§ Required action
You are asked to filter the data below and copy every line holding "conversation".
=== Section Start ===
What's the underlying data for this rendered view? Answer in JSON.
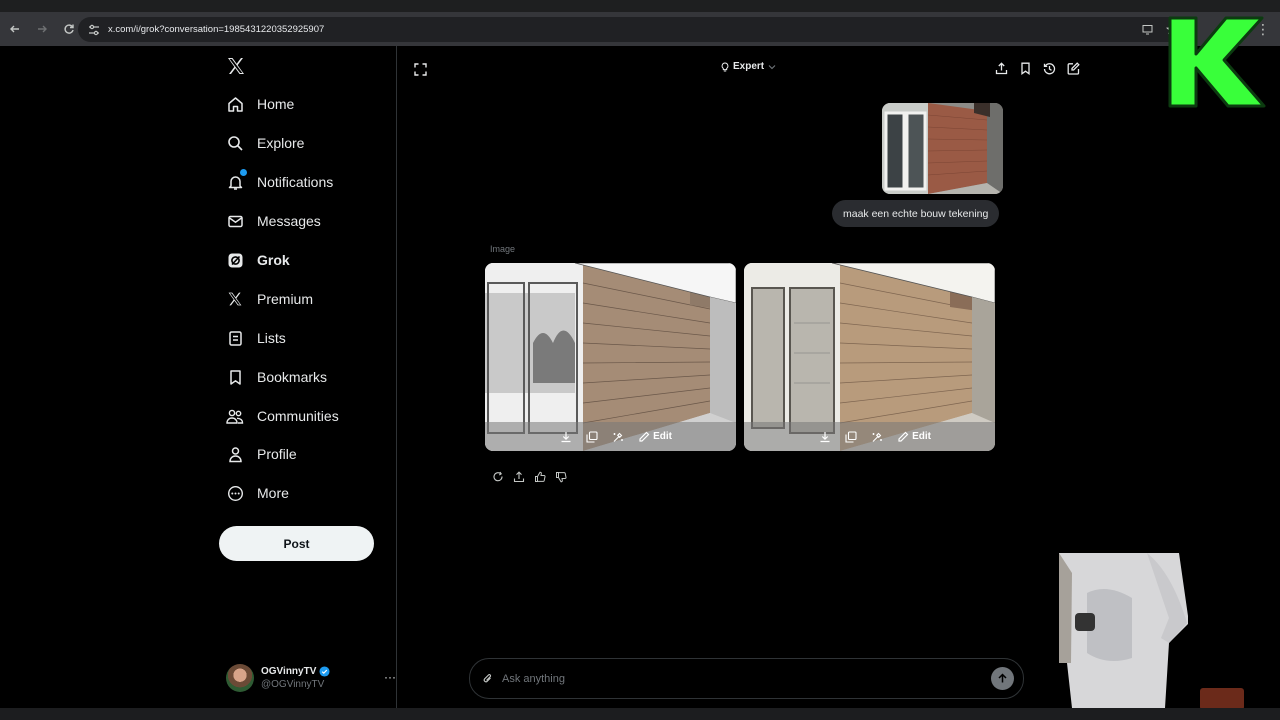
{
  "browser": {
    "url": "x.com/i/grok?conversation=1985431220352925907"
  },
  "sidebar": {
    "items": [
      {
        "label": "Home",
        "icon": "home-icon"
      },
      {
        "label": "Explore",
        "icon": "search-icon"
      },
      {
        "label": "Notifications",
        "icon": "bell-icon"
      },
      {
        "label": "Messages",
        "icon": "mail-icon"
      },
      {
        "label": "Grok",
        "icon": "grok-icon"
      },
      {
        "label": "Premium",
        "icon": "x-logo-icon"
      },
      {
        "label": "Lists",
        "icon": "list-icon"
      },
      {
        "label": "Bookmarks",
        "icon": "bookmark-icon"
      },
      {
        "label": "Communities",
        "icon": "communities-icon"
      },
      {
        "label": "Profile",
        "icon": "person-icon"
      },
      {
        "label": "More",
        "icon": "more-circle-icon"
      }
    ],
    "post_label": "Post",
    "account": {
      "name": "OGVinnyTV",
      "handle": "@OGVinnyTV"
    }
  },
  "header": {
    "mode": "Expert"
  },
  "conversation": {
    "user_message": "maak een echte bouw tekening",
    "image_label": "Image",
    "edit_label": "Edit"
  },
  "composer": {
    "placeholder": "Ask anything"
  },
  "colors": {
    "accent": "#1d9bf0",
    "k_logo": "#39ff3a"
  }
}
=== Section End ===
§ Response below
    "url": "x.com/i/grok?conversation=1985431220352925907"
  "conversation": {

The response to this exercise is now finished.